Teresa Niedda, '84: Giving Back to the Vincentians
April 3, 2013
While my career path has taken various twists and turns since my college days, one thing has remained constant and that has been the inﬂuence of the Vincentian education that I received.
One inﬂuential moment occurred during my sophomore year, when I participated in the BASIC HIP program (Brothers and Sisters in Christ Helping the Indigent Poor) and went to Paw Paw, Mich., to work with migrant farmworkers. It was the ﬁrst time I had contact with the people who put food on our tables. The experience was so powerful that I knew one day I would work with farmworkers. The experience also instilled in me a deeper sense of social justice.
I graduated with a degree in psychology from NU and then immediately went on for a master’s degree in child study at Tufts University in Boston. After graduate school, I came to Philadelphia, where my sister, Marge, ’85, had been living after being a volunteer in the Vincentian Service Corp in Germantown. I started volunteering with El Comité de Apoyo a los Trabajadores Agrícolas (CATA or the Farmworker Support Committee) and worked with Mexican migrant farmworkers in New Jersey and Pennsylvania. This later turned into a job with the Farmworker Health and Safety Institute, which was founded by CATA. I had no experience in this new career path and credit my liberal arts education that I received at NU for being able to learn on the job about grant writing, agricultural health and safety, and developing training curriculum for workers.
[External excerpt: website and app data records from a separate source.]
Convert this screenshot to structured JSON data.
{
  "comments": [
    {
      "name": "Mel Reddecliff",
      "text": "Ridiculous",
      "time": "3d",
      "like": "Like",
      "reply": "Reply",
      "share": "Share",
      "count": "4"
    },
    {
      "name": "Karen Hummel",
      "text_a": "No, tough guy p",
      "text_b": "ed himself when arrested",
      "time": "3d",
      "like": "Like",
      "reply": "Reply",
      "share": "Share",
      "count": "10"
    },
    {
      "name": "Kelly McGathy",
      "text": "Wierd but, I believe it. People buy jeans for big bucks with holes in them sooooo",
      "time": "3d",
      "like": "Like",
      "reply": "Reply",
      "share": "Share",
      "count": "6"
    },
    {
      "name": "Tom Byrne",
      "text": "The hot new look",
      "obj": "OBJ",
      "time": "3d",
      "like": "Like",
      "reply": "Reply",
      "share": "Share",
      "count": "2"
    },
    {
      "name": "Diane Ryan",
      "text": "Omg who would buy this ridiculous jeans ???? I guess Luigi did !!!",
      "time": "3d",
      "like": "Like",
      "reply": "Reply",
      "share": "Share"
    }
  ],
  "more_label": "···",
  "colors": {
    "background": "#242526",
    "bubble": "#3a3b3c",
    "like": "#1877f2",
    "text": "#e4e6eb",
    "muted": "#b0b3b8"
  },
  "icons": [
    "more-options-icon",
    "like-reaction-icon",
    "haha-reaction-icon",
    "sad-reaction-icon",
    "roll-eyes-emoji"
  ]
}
I feel like I have come full circle from ﬁrst being introduced to the Vincentians at NU to now working with them at the VSO since November 2009. The focus of my work at the VSO has been with projects in Latin America or with Spanish-speaking Vincentians doing missionary work in Africa. I had a minor in Spanish at NU and am putting it to good use at the VSO.
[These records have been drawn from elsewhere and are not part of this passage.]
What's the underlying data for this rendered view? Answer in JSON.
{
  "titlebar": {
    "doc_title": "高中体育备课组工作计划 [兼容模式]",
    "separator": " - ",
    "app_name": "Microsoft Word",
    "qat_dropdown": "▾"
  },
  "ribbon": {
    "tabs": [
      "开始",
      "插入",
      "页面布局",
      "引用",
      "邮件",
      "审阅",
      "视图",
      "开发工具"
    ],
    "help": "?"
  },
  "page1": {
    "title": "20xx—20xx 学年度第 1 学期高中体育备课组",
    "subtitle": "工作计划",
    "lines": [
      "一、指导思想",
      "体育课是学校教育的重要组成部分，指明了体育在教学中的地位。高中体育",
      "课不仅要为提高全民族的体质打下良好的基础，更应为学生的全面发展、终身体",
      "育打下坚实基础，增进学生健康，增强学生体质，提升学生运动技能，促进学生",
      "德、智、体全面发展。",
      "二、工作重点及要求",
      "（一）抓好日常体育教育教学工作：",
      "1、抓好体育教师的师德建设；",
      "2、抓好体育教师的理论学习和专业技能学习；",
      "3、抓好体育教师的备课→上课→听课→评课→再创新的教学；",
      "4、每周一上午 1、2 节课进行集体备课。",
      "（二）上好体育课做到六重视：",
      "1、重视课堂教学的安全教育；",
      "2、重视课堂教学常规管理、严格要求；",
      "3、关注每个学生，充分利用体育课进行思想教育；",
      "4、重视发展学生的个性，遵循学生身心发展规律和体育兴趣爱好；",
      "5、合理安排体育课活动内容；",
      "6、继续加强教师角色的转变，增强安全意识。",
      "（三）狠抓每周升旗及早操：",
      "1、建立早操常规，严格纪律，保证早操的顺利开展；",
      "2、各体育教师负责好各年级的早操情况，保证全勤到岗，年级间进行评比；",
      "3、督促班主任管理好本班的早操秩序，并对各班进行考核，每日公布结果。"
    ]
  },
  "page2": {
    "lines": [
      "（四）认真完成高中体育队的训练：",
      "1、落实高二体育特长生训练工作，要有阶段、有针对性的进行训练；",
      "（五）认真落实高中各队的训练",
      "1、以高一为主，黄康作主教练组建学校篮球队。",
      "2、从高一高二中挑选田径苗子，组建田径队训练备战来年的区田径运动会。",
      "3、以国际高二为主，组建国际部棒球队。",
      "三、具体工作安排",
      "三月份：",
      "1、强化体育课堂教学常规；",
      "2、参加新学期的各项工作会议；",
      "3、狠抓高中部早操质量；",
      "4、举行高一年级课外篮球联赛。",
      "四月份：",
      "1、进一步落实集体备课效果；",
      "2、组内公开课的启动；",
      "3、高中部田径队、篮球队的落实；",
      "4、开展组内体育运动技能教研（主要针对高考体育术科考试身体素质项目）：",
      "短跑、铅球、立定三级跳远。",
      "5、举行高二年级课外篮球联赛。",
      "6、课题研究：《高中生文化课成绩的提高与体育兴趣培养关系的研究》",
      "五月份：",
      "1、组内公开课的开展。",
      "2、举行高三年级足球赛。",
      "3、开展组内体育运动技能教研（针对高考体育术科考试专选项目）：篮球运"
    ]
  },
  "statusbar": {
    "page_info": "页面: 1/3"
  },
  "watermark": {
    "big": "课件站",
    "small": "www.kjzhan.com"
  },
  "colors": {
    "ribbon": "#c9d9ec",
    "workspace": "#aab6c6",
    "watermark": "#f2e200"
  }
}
I have a special place in my heart for the Vincentian community, whose charism and call to social justice has accompanied me along my career path. From the classes I took at Niagara University to my current work with the VSO, the Vincentians have had an impact on my life. The thought of giving back of my abilities to further their work, especially in countries around the world, is especially gratifying about our work at the VSO.